WHAT THE TASK ASKS:
Reproduce the data below in full and to the letter, images excepted.

◇ ◇ ◇ ◇

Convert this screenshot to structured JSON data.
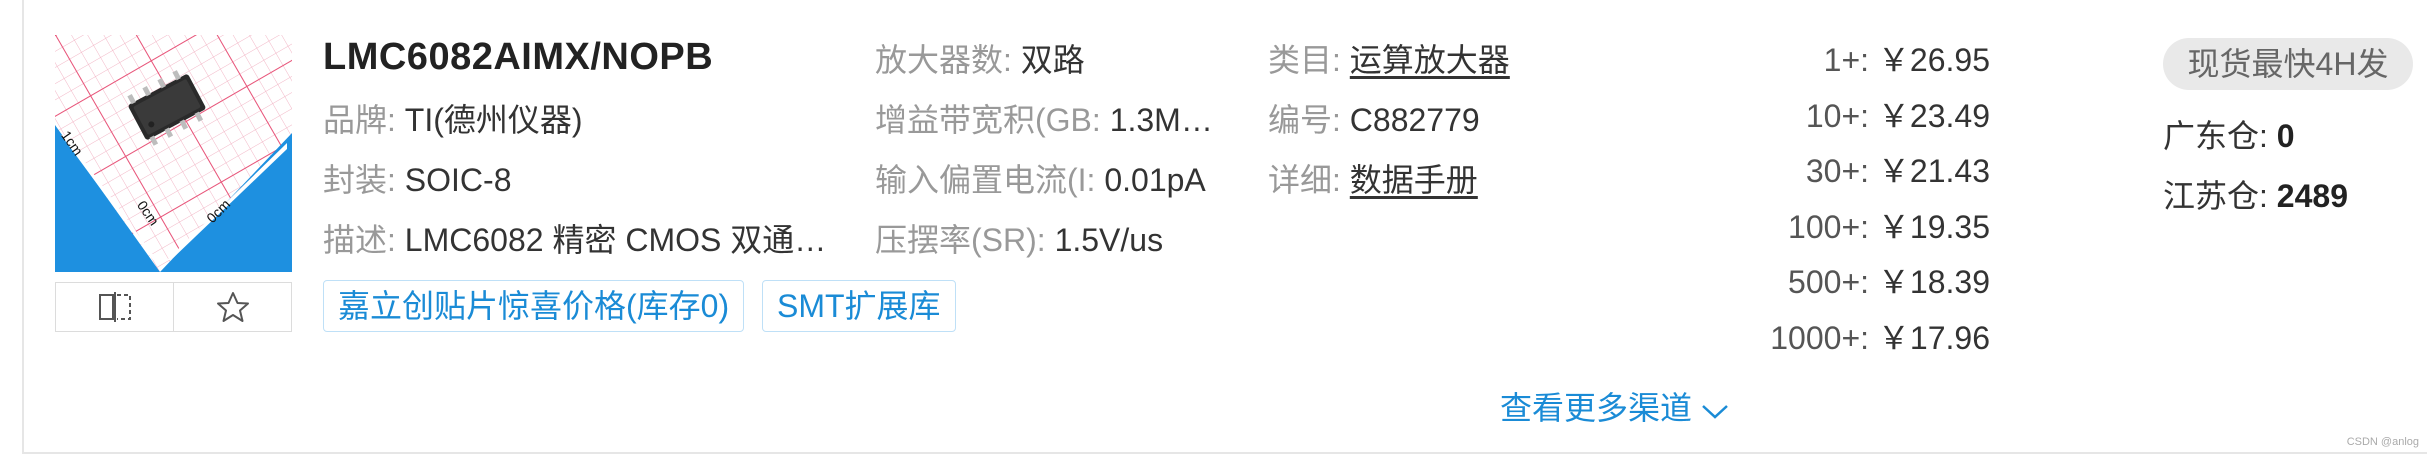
{
  "product": {
    "name": "LMC6082AIMX/NOPB",
    "brand_label": "品牌:",
    "brand_value": "TI(德州仪器)",
    "package_label": "封装:",
    "package_value": "SOIC-8",
    "desc_label": "描述:",
    "desc_value": "LMC6082 精密 CMOS 双通…",
    "amp_count_label": "放大器数:",
    "amp_count_value": "双路",
    "gbw_label": "增益带宽积(GB:",
    "gbw_value": "1.3M…",
    "ibias_label": "输入偏置电流(I:",
    "ibias_value": "0.01pA",
    "slew_label": "压摆率(SR):",
    "slew_value": "1.5V/us",
    "category_label": "类目:",
    "category_value": "运算放大器",
    "code_label": "编号:",
    "code_value": "C882779",
    "detail_label": "详细:",
    "detail_value": "数据手册"
  },
  "thumbnail": {
    "ruler_label_1": "1cm",
    "ruler_label_2": "0cm",
    "ruler_label_3": "0cm",
    "grid_color": "#e8557a",
    "ruler_color": "#1e90e0"
  },
  "tags": {
    "promo": "嘉立创贴片惊喜价格(库存0)",
    "smt": "SMT扩展库"
  },
  "prices": [
    {
      "qty": "1+:",
      "price": "￥26.95"
    },
    {
      "qty": "10+:",
      "price": "￥23.49"
    },
    {
      "qty": "30+:",
      "price": "￥21.43"
    },
    {
      "qty": "100+:",
      "price": "￥19.35"
    },
    {
      "qty": "500+:",
      "price": "￥18.39"
    },
    {
      "qty": "1000+:",
      "price": "￥17.96"
    }
  ],
  "stock": {
    "badge": "现货最快4H发",
    "gd_label": "广东仓:",
    "gd_value": "0",
    "js_label": "江苏仓:",
    "js_value": "2489"
  },
  "more_channels": "查看更多渠道",
  "watermark": "CSDN @anlog",
  "colors": {
    "link_blue": "#1a8bd6",
    "label_gray": "#999999",
    "text_dark": "#333333",
    "badge_bg": "#e9e9e9"
  }
}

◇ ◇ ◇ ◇

OUTPUT BELOW:
Convert this screenshot to structured JSON data.
{
  "product": {
    "name": "LMC6082AIMX/NOPB",
    "brand_label": "品牌:",
    "brand_value": "TI(德州仪器)",
    "package_label": "封装:",
    "package_value": "SOIC-8",
    "desc_label": "描述:",
    "desc_value": "LMC6082 精密 CMOS 双通…",
    "amp_count_label": "放大器数:",
    "amp_count_value": "双路",
    "gbw_label": "增益带宽积(GB:",
    "gbw_value": "1.3M…",
    "ibias_label": "输入偏置电流(I:",
    "ibias_value": "0.01pA",
    "slew_label": "压摆率(SR):",
    "slew_value": "1.5V/us",
    "category_label": "类目:",
    "category_value": "运算放大器",
    "code_label": "编号:",
    "code_value": "C882779",
    "detail_label": "详细:",
    "detail_value": "数据手册"
  },
  "thumbnail": {
    "ruler_label_1": "1cm",
    "ruler_label_2": "0cm",
    "ruler_label_3": "0cm",
    "grid_color": "#e8557a",
    "ruler_color": "#1e90e0"
  },
  "tags": {
    "promo": "嘉立创贴片惊喜价格(库存0)",
    "smt": "SMT扩展库"
  },
  "prices": [
    {
      "qty": "1+:",
      "price": "￥26.95"
    },
    {
      "qty": "10+:",
      "price": "￥23.49"
    },
    {
      "qty": "30+:",
      "price": "￥21.43"
    },
    {
      "qty": "100+:",
      "price": "￥19.35"
    },
    {
      "qty": "500+:",
      "price": "￥18.39"
    },
    {
      "qty": "1000+:",
      "price": "￥17.96"
    }
  ],
  "stock": {
    "badge": "现货最快4H发",
    "gd_label": "广东仓:",
    "gd_value": "0",
    "js_label": "江苏仓:",
    "js_value": "2489"
  },
  "more_channels": "查看更多渠道",
  "watermark": "CSDN @anlog",
  "colors": {
    "link_blue": "#1a8bd6",
    "label_gray": "#999999",
    "text_dark": "#333333",
    "badge_bg": "#e9e9e9"
  }
}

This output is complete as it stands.